Project description:We report the genome sequence of Thermococcus superprofundus strain CDGS(T), a new piezophilic and hyperthermophilic member of the order Thermococcales isolated from the world's deepest hydrothermal vents, at the Mid-Cayman Rise. The genome is consistent with a heterotrophic, anaerobic, and piezophilic lifestyle.

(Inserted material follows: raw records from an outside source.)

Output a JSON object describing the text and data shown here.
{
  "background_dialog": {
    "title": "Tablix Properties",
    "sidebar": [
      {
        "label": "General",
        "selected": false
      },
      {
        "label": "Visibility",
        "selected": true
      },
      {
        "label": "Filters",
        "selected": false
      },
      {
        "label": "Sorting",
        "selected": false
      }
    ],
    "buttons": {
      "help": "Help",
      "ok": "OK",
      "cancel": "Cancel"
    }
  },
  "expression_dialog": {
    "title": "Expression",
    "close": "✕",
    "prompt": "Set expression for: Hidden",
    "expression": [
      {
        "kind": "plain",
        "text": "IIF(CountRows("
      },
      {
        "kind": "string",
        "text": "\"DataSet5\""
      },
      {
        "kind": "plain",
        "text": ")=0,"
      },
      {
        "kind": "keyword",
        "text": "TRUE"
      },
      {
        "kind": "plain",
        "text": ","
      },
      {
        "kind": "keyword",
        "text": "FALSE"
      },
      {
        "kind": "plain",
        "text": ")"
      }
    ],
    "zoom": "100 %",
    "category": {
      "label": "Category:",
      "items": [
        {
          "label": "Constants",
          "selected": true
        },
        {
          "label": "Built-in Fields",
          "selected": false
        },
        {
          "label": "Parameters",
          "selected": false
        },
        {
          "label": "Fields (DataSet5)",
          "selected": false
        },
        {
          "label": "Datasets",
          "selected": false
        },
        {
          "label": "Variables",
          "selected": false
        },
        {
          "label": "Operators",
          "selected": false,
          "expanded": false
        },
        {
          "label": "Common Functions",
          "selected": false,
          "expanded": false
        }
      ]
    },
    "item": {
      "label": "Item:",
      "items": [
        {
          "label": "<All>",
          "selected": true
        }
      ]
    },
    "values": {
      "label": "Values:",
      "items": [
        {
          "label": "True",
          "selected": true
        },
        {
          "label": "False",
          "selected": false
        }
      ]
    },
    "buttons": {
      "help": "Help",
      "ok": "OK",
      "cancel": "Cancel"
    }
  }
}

Project description:BACKGROUND:The microbial endosymbionts of two species of vestimentiferan tubeworms (Escarpia sp. and Lamellibrachia sp.2) collected from an area of low-temperature hydrothermal diffuse vent flow at the Mid-Cayman Rise (MCR) in the Caribbean Sea were characterized using microscopy, phylogenetic analyses, and a metagenomic approach. RESULTS:Bacteria, with a typical Gram negative cell envelope contained within membrane-bound vacuoles, were observed within the trophosome of both tubeworm species. Phylogenetic analysis of the 16S rRNA gene and ITS region suggested MCR individuals harbored highly similar endosymbionts that were >?98% identical, with the exception of two symbionts that showed a 60 bp insertion within the ITS region. All sequences from MCR endosymbionts formed a separate well-supported clade that diverged from those of symbionts of seep and vent vestimentiferans from the Pacific, Gulf of Mexico, and Mediterranean Sea. The metagenomes of the symbionts of two specimens of each tubeworm species were sequenced, and two distinct Gammaproteobacteria metagenome-assembled genomes (MAGs) of more than 4 Mbp assembled. An Average Nucleotide Identity (ANI) of 86.5% between these MAGs, together with distinct 16S rRNA gene and ITS sequences, indicate the presence of multiple endosymbiont phylotypes at the MCR, with one MAG shared between one Escarpia and two Lamellibrachia individuals, indicating these endosymbionts are not specific to either host species. Genes for sulfur and hydrogen oxidation, nitrate reduction (assimilatory and dissimilatory), glycolysis and the Krebs cycle, peptide, sugar, and lipid transporters, and both rTCA and CBB carbon fixation cycles were detected in the MAGs, highlighting key and shared functions with symbiont metagenomes of the vestimentiferans Riftia, Tevnia, and Ridgeia from the Pacific. The potential for a second hydrogen oxidation pathway (via a bidirectional hydrogenase), formate dehydrogenase, a catalase, and several additional peptide transporters were found exclusively in the MCR endosymbiont MAGs. CONCLUSIONS:The present study adds new evidence that tubeworm endosymbionts can potentially switch from autotrophic to heterotrophic metabolism, or may be mixotrophic, presumably while free-living, and also suggests their versatile metabolic potential may enable both the host and symbionts to exploit a wide range of environmental conditions. Together, the marked gene content and sequence dissimilarity at the rRNA operon and whole genome level between vent and seep symbionts suggest these newly described endosymbionts from the MCR belong to a novel tubeworm endosymbiont genera, introduced as Candidatus Vondammii.